** Your goal **
Copy every record exactly, leaving the pictures out.

(Records from a data source)
--
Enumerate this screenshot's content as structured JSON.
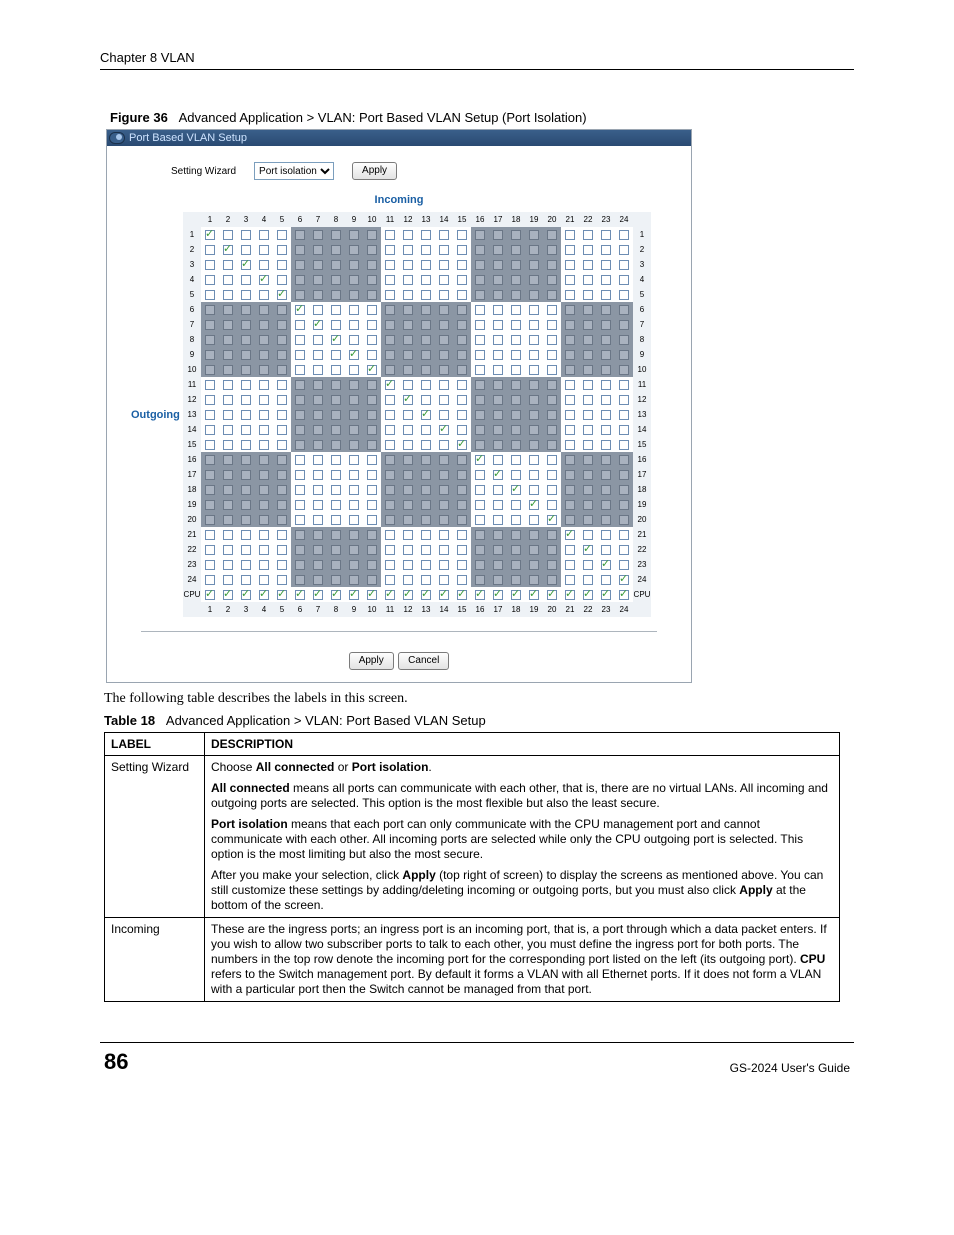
{
  "chapter": "Chapter 8 VLAN",
  "figure": {
    "label": "Figure 36",
    "title": "Advanced Application > VLAN: Port Based VLAN Setup (Port Isolation)"
  },
  "panel": {
    "title": "Port Based VLAN Setup",
    "wizard_label": "Setting Wizard",
    "wizard_value": "Port isolation",
    "apply": "Apply",
    "incoming": "Incoming",
    "outgoing": "Outgoing",
    "cancel": "Cancel",
    "port_count": 24,
    "cpu_label": "CPU"
  },
  "intro_text": "The following table describes the labels in this screen.",
  "table_caption": {
    "label": "Table 18",
    "title": "Advanced Application > VLAN: Port Based VLAN Setup"
  },
  "doc_table": {
    "hdr_label": "LABEL",
    "hdr_desc": "DESCRIPTION",
    "rows": [
      {
        "label": "Setting Wizard",
        "desc": [
          "Choose <b>All connected</b> or <b>Port isolation</b>.",
          "<b>All connected</b> means all ports can communicate with each other, that is, there are no virtual LANs. All incoming and outgoing ports are selected. This option is the most flexible but also the least secure.",
          "<b>Port isolation</b> means that each port can only communicate with the CPU management port and cannot communicate with each other. All incoming ports are selected while only the CPU outgoing port is selected. This option is the most limiting but also the most secure.",
          "After you make your selection, click <b>Apply</b> (top right of screen) to display the screens as mentioned above. You can still customize these settings by adding/deleting incoming or outgoing ports, but you must also click <b>Apply</b> at the bottom of the screen."
        ]
      },
      {
        "label": "Incoming",
        "desc": [
          "These are the ingress ports; an ingress port is an incoming port, that is, a port through which a data packet enters. If you wish to allow two subscriber ports to talk to each other, you must define the ingress port for both ports. The numbers in the top row denote the incoming port for the corresponding port listed on the left (its outgoing port). <b>CPU</b> refers to the Switch management port. By default it forms a VLAN with all Ethernet ports. If it does not form a VLAN with a particular port then the Switch cannot be managed from that port."
        ]
      }
    ]
  },
  "footer": {
    "page": "86",
    "guide": "GS-2024 User's Guide"
  }
}
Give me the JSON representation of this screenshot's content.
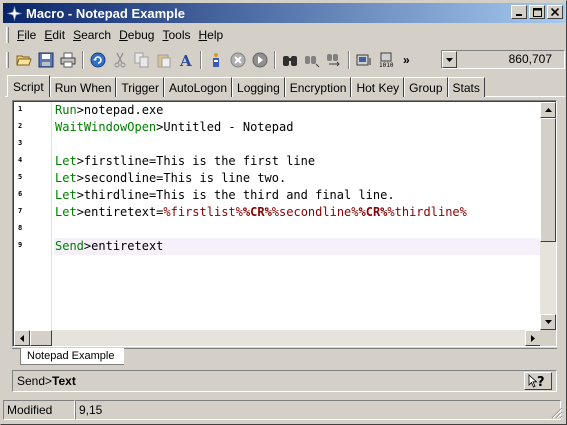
{
  "window": {
    "title": "Macro - Notepad Example"
  },
  "menu": [
    {
      "label": "File",
      "ul": "F",
      "rest": "ile"
    },
    {
      "label": "Edit",
      "ul": "E",
      "rest": "dit"
    },
    {
      "label": "Search",
      "ul": "S",
      "rest": "earch"
    },
    {
      "label": "Debug",
      "ul": "D",
      "rest": "ebug"
    },
    {
      "label": "Tools",
      "ul": "T",
      "rest": "ools"
    },
    {
      "label": "Help",
      "ul": "H",
      "rest": "elp"
    }
  ],
  "toolbar": {
    "icons": [
      "open-icon",
      "save-icon",
      "print-icon",
      "refresh-icon",
      "cut-icon",
      "copy-icon",
      "paste-icon",
      "font-icon",
      "run-icon",
      "stop-icon",
      "step-icon",
      "find-icon",
      "find-next-icon",
      "replace-icon",
      "record-icon",
      "binary-icon"
    ],
    "more": "»",
    "counter_value": "860,707"
  },
  "tabs": [
    "Script",
    "Run When",
    "Trigger",
    "AutoLogon",
    "Logging",
    "Encryption",
    "Hot Key",
    "Group",
    "Stats"
  ],
  "active_tab": "Script",
  "editor": {
    "line_numbers": [
      "1",
      "2",
      "3",
      "4",
      "5",
      "6",
      "7",
      "8",
      "9"
    ],
    "lines": [
      {
        "cmd": "Run",
        "op": ">",
        "rest": "notepad.exe"
      },
      {
        "cmd": "WaitWindowOpen",
        "op": ">",
        "rest": "Untitled - Notepad"
      },
      {
        "cmd": "",
        "op": "",
        "rest": ""
      },
      {
        "cmd": "Let",
        "op": ">",
        "rest": "firstline=This is the first line"
      },
      {
        "cmd": "Let",
        "op": ">",
        "rest": "secondline=This is line two."
      },
      {
        "cmd": "Let",
        "op": ">",
        "rest": "thirdline=This is the third and final line."
      },
      {
        "cmd": "Let",
        "op": ">",
        "rest": "entiretext="
      },
      {
        "cmd": "",
        "op": "",
        "rest": ""
      },
      {
        "cmd": "Send",
        "op": ">",
        "rest": "entiretext"
      }
    ],
    "line7_parts": {
      "a": "%firstlist%",
      "b": "%CR%",
      "c": "%secondline%",
      "d": "%CR%",
      "e": "%thirdline%"
    }
  },
  "doc_tab": "Notepad Example",
  "hint": {
    "prefix": "Send>",
    "bold": "Text"
  },
  "status": {
    "state": "Modified",
    "position": "9,15"
  },
  "colors": {
    "title_start": "#0a246a",
    "title_end": "#a6caf0",
    "command_green": "#008000",
    "variable_red": "#8b0000",
    "current_line": "#f5f0fa"
  }
}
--
** Solution for this task **
Enumerate this screenshot's content as structured JSON.
{
  "chapter": "Chapter 8 VLAN",
  "figure": {
    "label": "Figure 36",
    "title": "Advanced Application > VLAN: Port Based VLAN Setup (Port Isolation)"
  },
  "panel": {
    "title": "Port Based VLAN Setup",
    "wizard_label": "Setting Wizard",
    "wizard_value": "Port isolation",
    "apply": "Apply",
    "incoming": "Incoming",
    "outgoing": "Outgoing",
    "cancel": "Cancel",
    "port_count": 24,
    "cpu_label": "CPU"
  },
  "intro_text": "The following table describes the labels in this screen.",
  "table_caption": {
    "label": "Table 18",
    "title": "Advanced Application > VLAN: Port Based VLAN Setup"
  },
  "doc_table": {
    "hdr_label": "LABEL",
    "hdr_desc": "DESCRIPTION",
    "rows": [
      {
        "label": "Setting Wizard",
        "desc": [
          "Choose <b>All connected</b> or <b>Port isolation</b>.",
          "<b>All connected</b> means all ports can communicate with each other, that is, there are no virtual LANs. All incoming and outgoing ports are selected. This option is the most flexible but also the least secure.",
          "<b>Port isolation</b> means that each port can only communicate with the CPU management port and cannot communicate with each other. All incoming ports are selected while only the CPU outgoing port is selected. This option is the most limiting but also the most secure.",
          "After you make your selection, click <b>Apply</b> (top right of screen) to display the screens as mentioned above. You can still customize these settings by adding/deleting incoming or outgoing ports, but you must also click <b>Apply</b> at the bottom of the screen."
        ]
      },
      {
        "label": "Incoming",
        "desc": [
          "These are the ingress ports; an ingress port is an incoming port, that is, a port through which a data packet enters. If you wish to allow two subscriber ports to talk to each other, you must define the ingress port for both ports. The numbers in the top row denote the incoming port for the corresponding port listed on the left (its outgoing port). <b>CPU</b> refers to the Switch management port. By default it forms a VLAN with all Ethernet ports. If it does not form a VLAN with a particular port then the Switch cannot be managed from that port."
        ]
      }
    ]
  },
  "footer": {
    "page": "86",
    "guide": "GS-2024 User's Guide"
  }
}
Give me the JSON representation of this screenshot's content.
{
  "window": {
    "title": "Macro - Notepad Example"
  },
  "menu": [
    {
      "label": "File",
      "ul": "F",
      "rest": "ile"
    },
    {
      "label": "Edit",
      "ul": "E",
      "rest": "dit"
    },
    {
      "label": "Search",
      "ul": "S",
      "rest": "earch"
    },
    {
      "label": "Debug",
      "ul": "D",
      "rest": "ebug"
    },
    {
      "label": "Tools",
      "ul": "T",
      "rest": "ools"
    },
    {
      "label": "Help",
      "ul": "H",
      "rest": "elp"
    }
  ],
  "toolbar": {
    "icons": [
      "open-icon",
      "save-icon",
      "print-icon",
      "refresh-icon",
      "cut-icon",
      "copy-icon",
      "paste-icon",
      "font-icon",
      "run-icon",
      "stop-icon",
      "step-icon",
      "find-icon",
      "find-next-icon",
      "replace-icon",
      "record-icon",
      "binary-icon"
    ],
    "more": "»",
    "counter_value": "860,707"
  },
  "tabs": [
    "Script",
    "Run When",
    "Trigger",
    "AutoLogon",
    "Logging",
    "Encryption",
    "Hot Key",
    "Group",
    "Stats"
  ],
  "active_tab": "Script",
  "editor": {
    "line_numbers": [
      "1",
      "2",
      "3",
      "4",
      "5",
      "6",
      "7",
      "8",
      "9"
    ],
    "lines": [
      {
        "cmd": "Run",
        "op": ">",
        "rest": "notepad.exe"
      },
      {
        "cmd": "WaitWindowOpen",
        "op": ">",
        "rest": "Untitled - Notepad"
      },
      {
        "cmd": "",
        "op": "",
        "rest": ""
      },
      {
        "cmd": "Let",
        "op": ">",
        "rest": "firstline=This is the first line"
      },
      {
        "cmd": "Let",
        "op": ">",
        "rest": "secondline=This is line two."
      },
      {
        "cmd": "Let",
        "op": ">",
        "rest": "thirdline=This is the third and final line."
      },
      {
        "cmd": "Let",
        "op": ">",
        "rest": "entiretext="
      },
      {
        "cmd": "",
        "op": "",
        "rest": ""
      },
      {
        "cmd": "Send",
        "op": ">",
        "rest": "entiretext"
      }
    ],
    "line7_parts": {
      "a": "%firstlist%",
      "b": "%CR%",
      "c": "%secondline%",
      "d": "%CR%",
      "e": "%thirdline%"
    }
  },
  "doc_tab": "Notepad Example",
  "hint": {
    "prefix": "Send>",
    "bold": "Text"
  },
  "status": {
    "state": "Modified",
    "position": "9,15"
  },
  "colors": {
    "title_start": "#0a246a",
    "title_end": "#a6caf0",
    "command_green": "#008000",
    "variable_red": "#8b0000",
    "current_line": "#f5f0fa"
  }
}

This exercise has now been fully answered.